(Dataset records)
◇ ◇ ◇

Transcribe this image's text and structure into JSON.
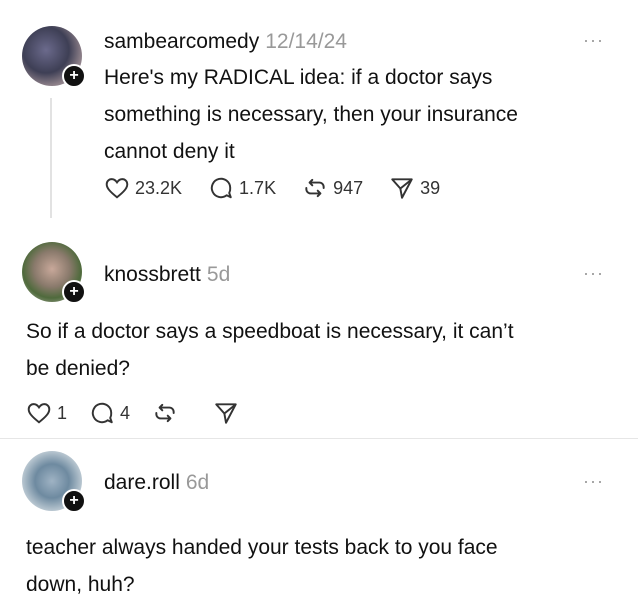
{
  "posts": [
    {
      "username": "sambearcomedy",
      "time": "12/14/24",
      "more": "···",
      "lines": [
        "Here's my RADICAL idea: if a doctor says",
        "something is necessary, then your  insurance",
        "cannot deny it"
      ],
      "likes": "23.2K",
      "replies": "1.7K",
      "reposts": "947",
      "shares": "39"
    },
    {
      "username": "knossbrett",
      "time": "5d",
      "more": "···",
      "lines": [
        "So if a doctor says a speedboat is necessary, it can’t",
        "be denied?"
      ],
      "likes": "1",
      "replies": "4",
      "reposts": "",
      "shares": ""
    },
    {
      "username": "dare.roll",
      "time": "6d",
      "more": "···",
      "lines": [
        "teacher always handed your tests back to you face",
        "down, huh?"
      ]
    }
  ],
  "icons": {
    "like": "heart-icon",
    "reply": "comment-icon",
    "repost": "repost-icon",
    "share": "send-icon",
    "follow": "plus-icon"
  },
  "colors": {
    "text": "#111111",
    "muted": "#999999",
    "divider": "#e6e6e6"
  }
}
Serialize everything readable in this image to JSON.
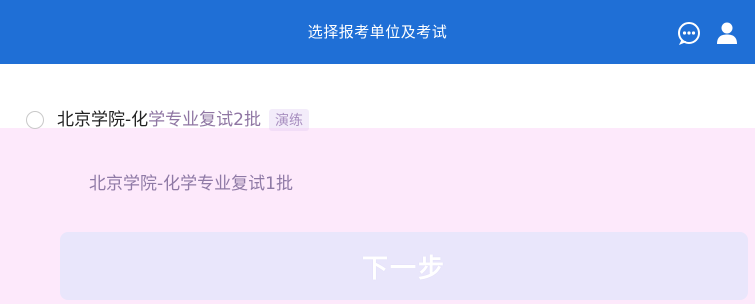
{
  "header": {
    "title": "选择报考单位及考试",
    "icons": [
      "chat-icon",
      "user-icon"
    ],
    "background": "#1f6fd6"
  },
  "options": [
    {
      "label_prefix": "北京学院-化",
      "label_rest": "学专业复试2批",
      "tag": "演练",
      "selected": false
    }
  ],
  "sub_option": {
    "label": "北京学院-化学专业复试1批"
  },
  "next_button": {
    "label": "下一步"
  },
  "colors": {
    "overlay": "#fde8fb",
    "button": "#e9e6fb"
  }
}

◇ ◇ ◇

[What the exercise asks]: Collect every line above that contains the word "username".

[Result for this task]:
      "username": "sambearcomedy",
      "username": "knossbrett",
      "username": "dare.roll",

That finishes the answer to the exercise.